and thus more likely not be able to pass smaller crystals.
Identifying source of the problem - It is important to look at the complete dietary
history of an animal. Look at the following sources:
grain - high-grain, low-roughage diets decrease the saliva and increases the amount
of phosphorus in the urine. Generally you want grain mixtures to contain a ratio
of 2:1 for calcium-to-phosphorus. Cereal grains are not good because they normally
contain an abnormally low ratio of calcium-to-phosphorus such as 1:4 to 1:6. Corn
contains high amounts of phosphorus and is thus not good for bucks.
hay - grass hays are better for bucks than cereal or legume hays.
pasture - toxic plants may be available.
Magnesium - increased levels of magnesium in a diet with normal calcium-to-phosphorus
ratio may result in problems.
trace mineral availability - additional salt consumed will result in the buck drinking
more water thus washing out his system.
water sources - limited availability of clean water results in limited urination
and thus limits washing any minerals out of the bladder system.
supplemented feeding - a good goat pellet mix should be be properly balanced. Supplementing
it with feed such as corn, throws the the combined feed out of balance.
Deficiency of Vitamin A
Availability of fresh, clean water. Decrease the highly saturation of minerals in
the urine and decreases the formation of crystals.
Calcium-to-Phosphorus ratio should be at least 2:1.
Addition of Ammonium Chloride to the feed decreases the incident of Silica Calculi.
Excessive protein can cause problems. Dietary protein should be fed to meet but not
greatly exceed recommended requirements.
Sodium chloride added to the diet increases water consumption. The addition of salt
can help prevent phosphate-, magnesium-, and silicate-based crystals forming
Diets and feed such as alfalfa and molasses should be limited or avoided. (we fed
small amounts of alfalfa daily to our bucks for two years and did not have any problems
with our bucks.)
Grass hays should be considered the primary forage source for bucks. It has a better
balance than legumes for phosphorus crystals prevention.
Proper Balance levels of calcium, phosphorus and magnesium in the feed is important.

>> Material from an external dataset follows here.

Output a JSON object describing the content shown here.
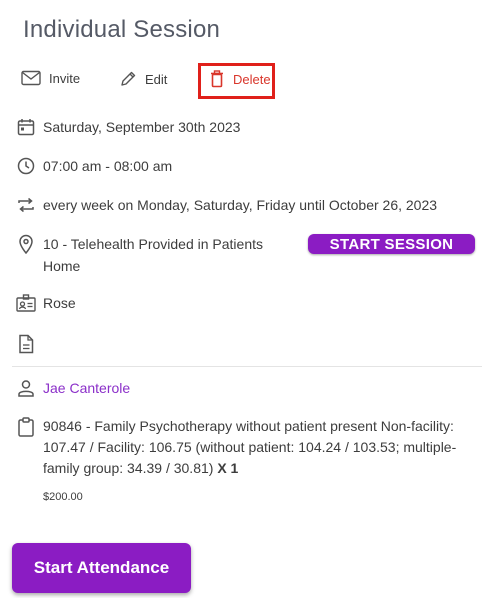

Magnesium should be kept below 0.6% and calcium to phosphorus ratio of at least 2:1.
Ensure Vitamin A is available.
If you have a buck get Urinary Calculi, have the vet submit the crystals to a laboratory
for analysis to help determine the source of the problem.
If calcium oxalate or calcium carbonate calculi are identified, limit or stop feeding
legumes such as alfalfa, clover, kudzu.
If silicate calculi are identified, adding ammonium chloride to the diet my help.
Also feeding oats and oat straw should be considered limiting or removing.
Acepromazine Maleate is a tranquilizer that is given sometimes to help relax the
penis muscles and possibly allow any crystals to be passed.
Removal of flap at the end of the penis is commonly performed. It has shown to restore
the urine flow in 66% of cases in early studies.
Your VETERINARIAN can 'TAP' the bladder, using an 18-19 gauge spinal needle AFTER
anesthetizing the animal. This is only done to buy time in order to treat the real
problem of removing whatever is blocking the urinary tract.
Catheterization of the penis and retrograde flushing may remove the crystals causing
the problem. After the initial flushing, a treatment of a weak solution of 1 part
vinegar to 1 to 4 parts of sterile water to help dissolve the crystals.
If the penis is not completely stopped from dripping, ammonium chloride can be given
to dissolve crystals.
There are also surgical treatments that can be used by a vet if none of the above
corrects the problem.
Because Urinary Calculi often caused sludge-like crystals to form in the bladder,
the problem tends to recur in the majority of cases. Thus you need to attack the
source of the initial reason for the crystals to form.